weaknesses, caprices, passions, and vices, collected, drawn up, and authenticated by his own paternal hand.
As a poet, Lord Byron is the most easy, the most nervous, and—with the exception perhaps of Wordsworth— the most original of the day. His verses possess all the flowing property of extemporaneous eloquence. His diction seems to fall into numbers, rather than to be put into them. He reminds us of one who has written down his ideas just as they occurred, and finds that he has expressed himself in rhyme. No ekeing out of the verse; no accommodating of the sense to the sound; nothing that indicates a looking out for materials; every thing at hand, to be had only for the reaching, and fitting at the first trial. It would savour too much of pedantry, to point out errors of a merely grammatical description; but, it is somewhat singular, that so classical a writer should abound more in solecisms, than all his cotemporaries put together. This may be readily pardoned, however, if we take into consideration the rapid. ity with which he is reputed to compose. In all other respects, Lord Byron is seldoın incongruous, rarely redundant, never vapid; often pathetic, frequently sublime, always eloquent. If once he lays hold of your attention -unless, indeed, it be by some sudden start of displeasure -the chances are against your getting loose again, until he is satisfied to let you go.
Story of Le Fevre.
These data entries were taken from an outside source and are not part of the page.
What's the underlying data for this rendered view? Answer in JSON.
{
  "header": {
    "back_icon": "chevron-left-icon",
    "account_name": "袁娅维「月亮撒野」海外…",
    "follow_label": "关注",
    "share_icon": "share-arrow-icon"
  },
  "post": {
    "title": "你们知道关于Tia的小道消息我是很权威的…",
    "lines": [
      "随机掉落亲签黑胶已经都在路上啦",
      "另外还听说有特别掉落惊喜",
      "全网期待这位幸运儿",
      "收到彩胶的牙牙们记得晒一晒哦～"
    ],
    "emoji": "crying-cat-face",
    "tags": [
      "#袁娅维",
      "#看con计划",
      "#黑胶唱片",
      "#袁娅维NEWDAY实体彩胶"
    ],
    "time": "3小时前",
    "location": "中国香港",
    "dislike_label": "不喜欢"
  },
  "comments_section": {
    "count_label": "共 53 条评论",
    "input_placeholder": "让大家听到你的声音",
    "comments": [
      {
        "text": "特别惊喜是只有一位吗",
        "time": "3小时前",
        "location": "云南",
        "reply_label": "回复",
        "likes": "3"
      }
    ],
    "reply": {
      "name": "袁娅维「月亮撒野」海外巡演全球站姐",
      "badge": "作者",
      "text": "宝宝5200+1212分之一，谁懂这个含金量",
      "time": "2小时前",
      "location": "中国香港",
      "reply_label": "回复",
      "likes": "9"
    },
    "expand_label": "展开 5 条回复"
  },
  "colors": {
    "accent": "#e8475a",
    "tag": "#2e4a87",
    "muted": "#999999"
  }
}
It was some time in the summer of that year in which Dendermond was taken by the Allies, when my uncle Toby was one evening getting his supper, with Trim sit. ting behind him at a small side-board.— I say sitting; for, in consideration of the Corporal's lame knee, which sometimes gave him exquisite pain,—when my uncle Toby dined or supped alone, he would never suffer the Corporal to stand; and the poor fellow's veneration for his master was such, that, with a proper artillery, my uncle Toby could have taken Dendermond itself, with less trouble than he was able to gain this point over him: for many a time, when my uncle Toby supposed the Corporal's leg was at rest, he would look back, and detect him standing behind him with the most dutiful respect. This bred more little squabbles betwixt them, than all other causes for five and twenty years together.